Earlier this month, the county’s Public Health Department informed us that the first flu death of the 2015-2016 influenza virus in the state of California was recorded in Santa Clara County.
As a health care professional, this news saddens me deeply, both because a life was lost and because I suspect that this drastic outcome could most likely have been prevented.
The deceased person was an adult under 65 years of age who had chronic underlying medical conditions, tested positive for influenza A, was hospitalized and ultimately died from respiratory failure.
Unfortunately, the individual had not received the flu vaccine this year.
I cannot stress enough the importance of getting vaccinated against influenza every year to protect yourself and everyone you come in contact with. There are certainly more at-risk people like infants, the elderly, and anyone with a chronic condition for whom the vaccine is a true life-saver. But even perfectly healthy individuals can suffer complications from the flu.
Why do we all need to get vaccinated?
Between October and April, flu viruses are circulating at higher levels in the US and can linger everywhere. This particular year with the predictions of a wet winter due to El Niño, it’s safe to assume that we will be spending more time indoors, which will increase the chances for any of us being exposed to the virus.

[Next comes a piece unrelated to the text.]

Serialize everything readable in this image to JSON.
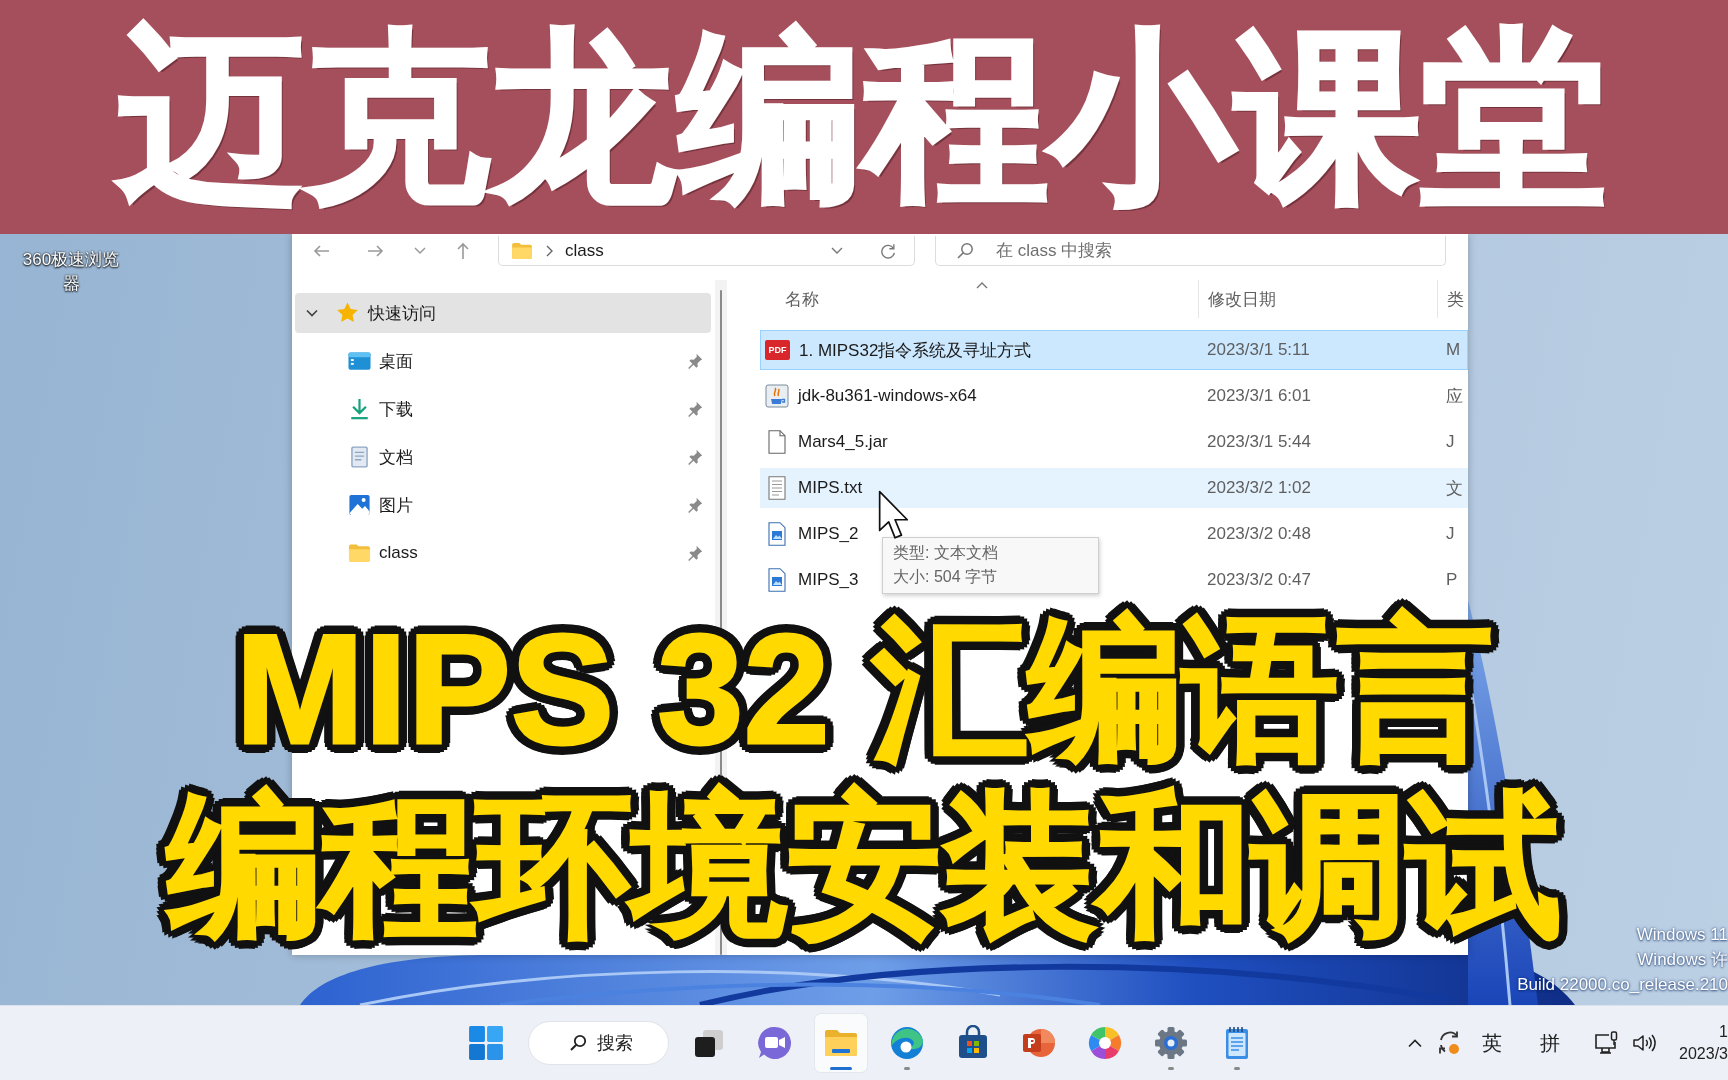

If droplets containing the influenza virus were visible to the human eye, it would be very easy for us to avoid them. We would immediately see them when someone infected is coughing or sneezing and we would keep our distance. And we certainly wouldn’t touch those contaminated surfaces or objects when we see them. Unfortunately, this is not the case and, because we can’t distinguish the droplets infected with viruses, it is nearly impossible for us to avoid them. The most effective way to stay healthy is to equip ourselves with enough antibodies to resist it. That is precisely what the flu vaccine does for us: it provides us enough ammunition to fight the virus when we encounter it.
I urge you to not underestimate the potential devastating consequences of contracting the flu. Influenza is a serious infectious disease that cost us a lot in terms of lost school or workdays, and it can lead to hospitalization and death. Please, get your flu vaccine today. It’s the smart thing to do!
Wishing you and your loved ones a flu-free season,
Ranjani Chandramouli, MD
Gardner’s top 5 suggestions for staying healthy this winter:
#1 Get the flu vaccine. It’s not too late.
#2 Keep your distance from those who look sick.
#3 Wash your hands often or use hand sanitizer.
#4 Don’t put your fingers in your mouth or rub your eyes.
#5 Encourage everyone around you to follow these suggestions. If they stay healthy, you’ll stay healthy.
* There are many vaccine options available. If you have questions about which vaccine is best for you, ask your doctor or other health care providers.
Gardner’s Flu Clinic Schedule: